(Excerpts from an interface dataset)
· · · · · · ·

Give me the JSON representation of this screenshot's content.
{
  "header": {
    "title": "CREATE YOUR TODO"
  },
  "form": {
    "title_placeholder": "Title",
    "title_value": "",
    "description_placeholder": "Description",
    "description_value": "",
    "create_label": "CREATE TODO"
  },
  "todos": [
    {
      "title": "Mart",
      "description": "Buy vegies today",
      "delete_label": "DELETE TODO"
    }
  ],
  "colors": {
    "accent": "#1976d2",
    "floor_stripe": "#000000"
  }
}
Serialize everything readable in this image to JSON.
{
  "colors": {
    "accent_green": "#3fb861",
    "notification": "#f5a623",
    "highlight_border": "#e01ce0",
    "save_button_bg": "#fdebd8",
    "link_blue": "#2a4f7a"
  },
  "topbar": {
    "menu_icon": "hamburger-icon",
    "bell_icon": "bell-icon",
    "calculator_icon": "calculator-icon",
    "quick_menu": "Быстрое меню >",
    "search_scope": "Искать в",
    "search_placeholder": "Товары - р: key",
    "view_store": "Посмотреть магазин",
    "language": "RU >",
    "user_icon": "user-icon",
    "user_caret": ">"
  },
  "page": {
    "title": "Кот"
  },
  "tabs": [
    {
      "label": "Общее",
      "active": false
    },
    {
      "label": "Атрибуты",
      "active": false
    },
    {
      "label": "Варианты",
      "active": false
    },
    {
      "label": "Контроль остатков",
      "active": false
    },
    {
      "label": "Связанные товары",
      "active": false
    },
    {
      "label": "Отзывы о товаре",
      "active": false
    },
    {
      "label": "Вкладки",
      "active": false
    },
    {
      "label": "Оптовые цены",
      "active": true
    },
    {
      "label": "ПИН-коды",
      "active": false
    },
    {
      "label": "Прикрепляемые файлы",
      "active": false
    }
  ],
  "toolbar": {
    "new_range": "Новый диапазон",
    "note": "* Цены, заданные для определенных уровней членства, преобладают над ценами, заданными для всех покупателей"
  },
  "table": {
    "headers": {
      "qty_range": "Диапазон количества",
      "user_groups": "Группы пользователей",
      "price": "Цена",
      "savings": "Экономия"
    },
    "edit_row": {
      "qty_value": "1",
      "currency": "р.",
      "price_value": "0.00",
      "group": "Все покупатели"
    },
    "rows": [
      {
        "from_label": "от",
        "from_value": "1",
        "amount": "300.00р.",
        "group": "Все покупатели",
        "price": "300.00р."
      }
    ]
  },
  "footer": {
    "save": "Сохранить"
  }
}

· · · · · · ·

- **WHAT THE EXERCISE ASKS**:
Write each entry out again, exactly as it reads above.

- **THE ANSWER**:
Give me the JSON representation of this screenshot's content.
{
  "header": {
    "title": "CREATE YOUR TODO"
  },
  "form": {
    "title_placeholder": "Title",
    "title_value": "",
    "description_placeholder": "Description",
    "description_value": "",
    "create_label": "CREATE TODO"
  },
  "todos": [
    {
      "title": "Mart",
      "description": "Buy vegies today",
      "delete_label": "DELETE TODO"
    }
  ],
  "colors": {
    "accent": "#1976d2",
    "floor_stripe": "#000000"
  }
}
Serialize everything readable in this image to JSON.
{
  "colors": {
    "accent_green": "#3fb861",
    "notification": "#f5a623",
    "highlight_border": "#e01ce0",
    "save_button_bg": "#fdebd8",
    "link_blue": "#2a4f7a"
  },
  "topbar": {
    "menu_icon": "hamburger-icon",
    "bell_icon": "bell-icon",
    "calculator_icon": "calculator-icon",
    "quick_menu": "Быстрое меню >",
    "search_scope": "Искать в",
    "search_placeholder": "Товары - р: key",
    "view_store": "Посмотреть магазин",
    "language": "RU >",
    "user_icon": "user-icon",
    "user_caret": ">"
  },
  "page": {
    "title": "Кот"
  },
  "tabs": [
    {
      "label": "Общее",
      "active": false
    },
    {
      "label": "Атрибуты",
      "active": false
    },
    {
      "label": "Варианты",
      "active": false
    },
    {
      "label": "Контроль остатков",
      "active": false
    },
    {
      "label": "Связанные товары",
      "active": false
    },
    {
      "label": "Отзывы о товаре",
      "active": false
    },
    {
      "label": "Вкладки",
      "active": false
    },
    {
      "label": "Оптовые цены",
      "active": true
    },
    {
      "label": "ПИН-коды",
      "active": false
    },
    {
      "label": "Прикрепляемые файлы",
      "active": false
    }
  ],
  "toolbar": {
    "new_range": "Новый диапазон",
    "note": "* Цены, заданные для определенных уровней членства, преобладают над ценами, заданными для всех покупателей"
  },
  "table": {
    "headers": {
      "qty_range": "Диапазон количества",
      "user_groups": "Группы пользователей",
      "price": "Цена",
      "savings": "Экономия"
    },
    "edit_row": {
      "qty_value": "1",
      "currency": "р.",
      "price_value": "0.00",
      "group": "Все покупатели"
    },
    "rows": [
      {
        "from_label": "от",
        "from_value": "1",
        "amount": "300.00р.",
        "group": "Все покупатели",
        "price": "300.00р."
      }
    ]
  },
  "footer": {
    "save": "Сохранить"
  }
}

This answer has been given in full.